[[ DATA FOR REVIEW open ]]

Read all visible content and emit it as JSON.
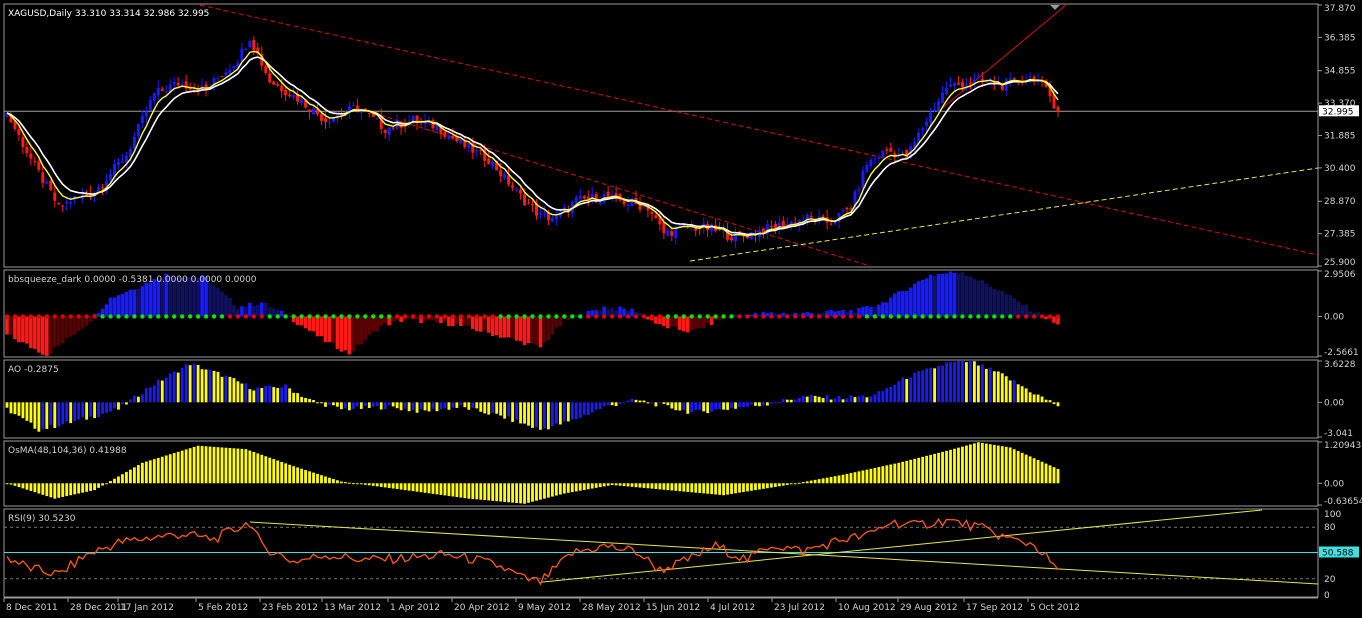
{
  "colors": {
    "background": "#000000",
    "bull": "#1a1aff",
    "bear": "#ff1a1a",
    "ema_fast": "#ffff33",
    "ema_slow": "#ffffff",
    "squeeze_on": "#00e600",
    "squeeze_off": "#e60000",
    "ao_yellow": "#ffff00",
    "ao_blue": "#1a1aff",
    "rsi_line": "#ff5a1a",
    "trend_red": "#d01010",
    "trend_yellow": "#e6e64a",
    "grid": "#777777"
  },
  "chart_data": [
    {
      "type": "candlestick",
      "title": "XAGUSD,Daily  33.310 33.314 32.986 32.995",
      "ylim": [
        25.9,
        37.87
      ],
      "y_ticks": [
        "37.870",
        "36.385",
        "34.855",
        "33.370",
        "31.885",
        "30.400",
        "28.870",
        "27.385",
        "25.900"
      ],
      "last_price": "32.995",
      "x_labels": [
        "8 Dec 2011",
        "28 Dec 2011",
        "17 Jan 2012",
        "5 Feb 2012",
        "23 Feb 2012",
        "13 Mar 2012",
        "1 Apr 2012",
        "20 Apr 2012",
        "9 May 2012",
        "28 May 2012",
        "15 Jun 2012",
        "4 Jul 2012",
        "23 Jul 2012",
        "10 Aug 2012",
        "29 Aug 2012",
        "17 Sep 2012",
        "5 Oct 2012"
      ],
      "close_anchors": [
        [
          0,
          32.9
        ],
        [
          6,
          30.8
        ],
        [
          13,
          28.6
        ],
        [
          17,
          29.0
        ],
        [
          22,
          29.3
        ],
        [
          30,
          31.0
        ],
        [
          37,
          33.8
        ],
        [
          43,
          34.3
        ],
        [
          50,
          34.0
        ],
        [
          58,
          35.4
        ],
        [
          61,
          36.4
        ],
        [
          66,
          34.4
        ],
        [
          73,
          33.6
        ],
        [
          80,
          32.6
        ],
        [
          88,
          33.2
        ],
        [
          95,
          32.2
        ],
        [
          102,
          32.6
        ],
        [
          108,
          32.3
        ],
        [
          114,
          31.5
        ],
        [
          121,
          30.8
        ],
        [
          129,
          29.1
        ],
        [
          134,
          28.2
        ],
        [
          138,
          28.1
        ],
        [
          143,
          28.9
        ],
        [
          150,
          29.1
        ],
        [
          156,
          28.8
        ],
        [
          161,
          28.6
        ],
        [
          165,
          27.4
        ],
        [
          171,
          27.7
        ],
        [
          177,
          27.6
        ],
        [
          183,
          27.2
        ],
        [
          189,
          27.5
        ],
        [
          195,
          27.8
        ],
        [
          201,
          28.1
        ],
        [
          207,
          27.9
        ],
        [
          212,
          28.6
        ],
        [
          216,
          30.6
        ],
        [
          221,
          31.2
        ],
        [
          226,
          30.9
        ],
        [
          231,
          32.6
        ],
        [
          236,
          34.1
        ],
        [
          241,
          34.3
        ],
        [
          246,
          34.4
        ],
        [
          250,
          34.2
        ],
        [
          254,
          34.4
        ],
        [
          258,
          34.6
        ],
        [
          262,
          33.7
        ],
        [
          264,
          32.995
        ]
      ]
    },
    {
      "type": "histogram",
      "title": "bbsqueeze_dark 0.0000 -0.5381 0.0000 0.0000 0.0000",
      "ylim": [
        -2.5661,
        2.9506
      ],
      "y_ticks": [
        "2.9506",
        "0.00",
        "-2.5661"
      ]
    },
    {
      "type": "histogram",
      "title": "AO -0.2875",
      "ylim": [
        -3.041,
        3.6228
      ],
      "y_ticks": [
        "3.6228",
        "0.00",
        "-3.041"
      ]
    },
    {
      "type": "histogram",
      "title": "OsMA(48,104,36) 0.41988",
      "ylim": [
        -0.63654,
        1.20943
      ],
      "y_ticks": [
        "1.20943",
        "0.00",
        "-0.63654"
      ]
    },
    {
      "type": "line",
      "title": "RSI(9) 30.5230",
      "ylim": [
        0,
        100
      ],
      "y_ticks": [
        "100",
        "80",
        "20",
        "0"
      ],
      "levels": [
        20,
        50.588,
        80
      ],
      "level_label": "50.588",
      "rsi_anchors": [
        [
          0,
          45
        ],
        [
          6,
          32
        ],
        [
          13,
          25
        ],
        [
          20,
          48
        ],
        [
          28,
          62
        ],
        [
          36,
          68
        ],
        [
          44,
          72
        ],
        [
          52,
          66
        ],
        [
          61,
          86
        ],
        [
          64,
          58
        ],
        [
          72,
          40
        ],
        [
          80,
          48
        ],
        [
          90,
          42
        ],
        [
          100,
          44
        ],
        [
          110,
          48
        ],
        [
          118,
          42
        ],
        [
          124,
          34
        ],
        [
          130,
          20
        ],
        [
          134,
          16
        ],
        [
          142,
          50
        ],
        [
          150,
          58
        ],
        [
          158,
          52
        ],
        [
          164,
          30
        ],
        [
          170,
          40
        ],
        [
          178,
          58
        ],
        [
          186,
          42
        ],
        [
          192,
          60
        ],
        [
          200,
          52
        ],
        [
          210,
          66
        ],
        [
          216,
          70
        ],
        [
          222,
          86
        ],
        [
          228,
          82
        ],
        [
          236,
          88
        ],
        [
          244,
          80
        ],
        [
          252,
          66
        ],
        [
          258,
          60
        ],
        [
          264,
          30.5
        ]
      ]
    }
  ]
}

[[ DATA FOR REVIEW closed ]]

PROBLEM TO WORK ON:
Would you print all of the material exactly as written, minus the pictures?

WRITTEN SOLUTION:
Read all visible content and emit it as JSON.
{
  "colors": {
    "background": "#000000",
    "bull": "#1a1aff",
    "bear": "#ff1a1a",
    "ema_fast": "#ffff33",
    "ema_slow": "#ffffff",
    "squeeze_on": "#00e600",
    "squeeze_off": "#e60000",
    "ao_yellow": "#ffff00",
    "ao_blue": "#1a1aff",
    "rsi_line": "#ff5a1a",
    "trend_red": "#d01010",
    "trend_yellow": "#e6e64a",
    "grid": "#777777"
  },
  "chart_data": [
    {
      "type": "candlestick",
      "title": "XAGUSD,Daily  33.310 33.314 32.986 32.995",
      "ylim": [
        25.9,
        37.87
      ],
      "y_ticks": [
        "37.870",
        "36.385",
        "34.855",
        "33.370",
        "31.885",
        "30.400",
        "28.870",
        "27.385",
        "25.900"
      ],
      "last_price": "32.995",
      "x_labels": [
        "8 Dec 2011",
        "28 Dec 2011",
        "17 Jan 2012",
        "5 Feb 2012",
        "23 Feb 2012",
        "13 Mar 2012",
        "1 Apr 2012",
        "20 Apr 2012",
        "9 May 2012",
        "28 May 2012",
        "15 Jun 2012",
        "4 Jul 2012",
        "23 Jul 2012",
        "10 Aug 2012",
        "29 Aug 2012",
        "17 Sep 2012",
        "5 Oct 2012"
      ],
      "close_anchors": [
        [
          0,
          32.9
        ],
        [
          6,
          30.8
        ],
        [
          13,
          28.6
        ],
        [
          17,
          29.0
        ],
        [
          22,
          29.3
        ],
        [
          30,
          31.0
        ],
        [
          37,
          33.8
        ],
        [
          43,
          34.3
        ],
        [
          50,
          34.0
        ],
        [
          58,
          35.4
        ],
        [
          61,
          36.4
        ],
        [
          66,
          34.4
        ],
        [
          73,
          33.6
        ],
        [
          80,
          32.6
        ],
        [
          88,
          33.2
        ],
        [
          95,
          32.2
        ],
        [
          102,
          32.6
        ],
        [
          108,
          32.3
        ],
        [
          114,
          31.5
        ],
        [
          121,
          30.8
        ],
        [
          129,
          29.1
        ],
        [
          134,
          28.2
        ],
        [
          138,
          28.1
        ],
        [
          143,
          28.9
        ],
        [
          150,
          29.1
        ],
        [
          156,
          28.8
        ],
        [
          161,
          28.6
        ],
        [
          165,
          27.4
        ],
        [
          171,
          27.7
        ],
        [
          177,
          27.6
        ],
        [
          183,
          27.2
        ],
        [
          189,
          27.5
        ],
        [
          195,
          27.8
        ],
        [
          201,
          28.1
        ],
        [
          207,
          27.9
        ],
        [
          212,
          28.6
        ],
        [
          216,
          30.6
        ],
        [
          221,
          31.2
        ],
        [
          226,
          30.9
        ],
        [
          231,
          32.6
        ],
        [
          236,
          34.1
        ],
        [
          241,
          34.3
        ],
        [
          246,
          34.4
        ],
        [
          250,
          34.2
        ],
        [
          254,
          34.4
        ],
        [
          258,
          34.6
        ],
        [
          262,
          33.7
        ],
        [
          264,
          32.995
        ]
      ]
    },
    {
      "type": "histogram",
      "title": "bbsqueeze_dark 0.0000 -0.5381 0.0000 0.0000 0.0000",
      "ylim": [
        -2.5661,
        2.9506
      ],
      "y_ticks": [
        "2.9506",
        "0.00",
        "-2.5661"
      ]
    },
    {
      "type": "histogram",
      "title": "AO -0.2875",
      "ylim": [
        -3.041,
        3.6228
      ],
      "y_ticks": [
        "3.6228",
        "0.00",
        "-3.041"
      ]
    },
    {
      "type": "histogram",
      "title": "OsMA(48,104,36) 0.41988",
      "ylim": [
        -0.63654,
        1.20943
      ],
      "y_ticks": [
        "1.20943",
        "0.00",
        "-0.63654"
      ]
    },
    {
      "type": "line",
      "title": "RSI(9) 30.5230",
      "ylim": [
        0,
        100
      ],
      "y_ticks": [
        "100",
        "80",
        "20",
        "0"
      ],
      "levels": [
        20,
        50.588,
        80
      ],
      "level_label": "50.588",
      "rsi_anchors": [
        [
          0,
          45
        ],
        [
          6,
          32
        ],
        [
          13,
          25
        ],
        [
          20,
          48
        ],
        [
          28,
          62
        ],
        [
          36,
          68
        ],
        [
          44,
          72
        ],
        [
          52,
          66
        ],
        [
          61,
          86
        ],
        [
          64,
          58
        ],
        [
          72,
          40
        ],
        [
          80,
          48
        ],
        [
          90,
          42
        ],
        [
          100,
          44
        ],
        [
          110,
          48
        ],
        [
          118,
          42
        ],
        [
          124,
          34
        ],
        [
          130,
          20
        ],
        [
          134,
          16
        ],
        [
          142,
          50
        ],
        [
          150,
          58
        ],
        [
          158,
          52
        ],
        [
          164,
          30
        ],
        [
          170,
          40
        ],
        [
          178,
          58
        ],
        [
          186,
          42
        ],
        [
          192,
          60
        ],
        [
          200,
          52
        ],
        [
          210,
          66
        ],
        [
          216,
          70
        ],
        [
          222,
          86
        ],
        [
          228,
          82
        ],
        [
          236,
          88
        ],
        [
          244,
          80
        ],
        [
          252,
          66
        ],
        [
          258,
          60
        ],
        [
          264,
          30.5
        ]
      ]
    }
  ]
}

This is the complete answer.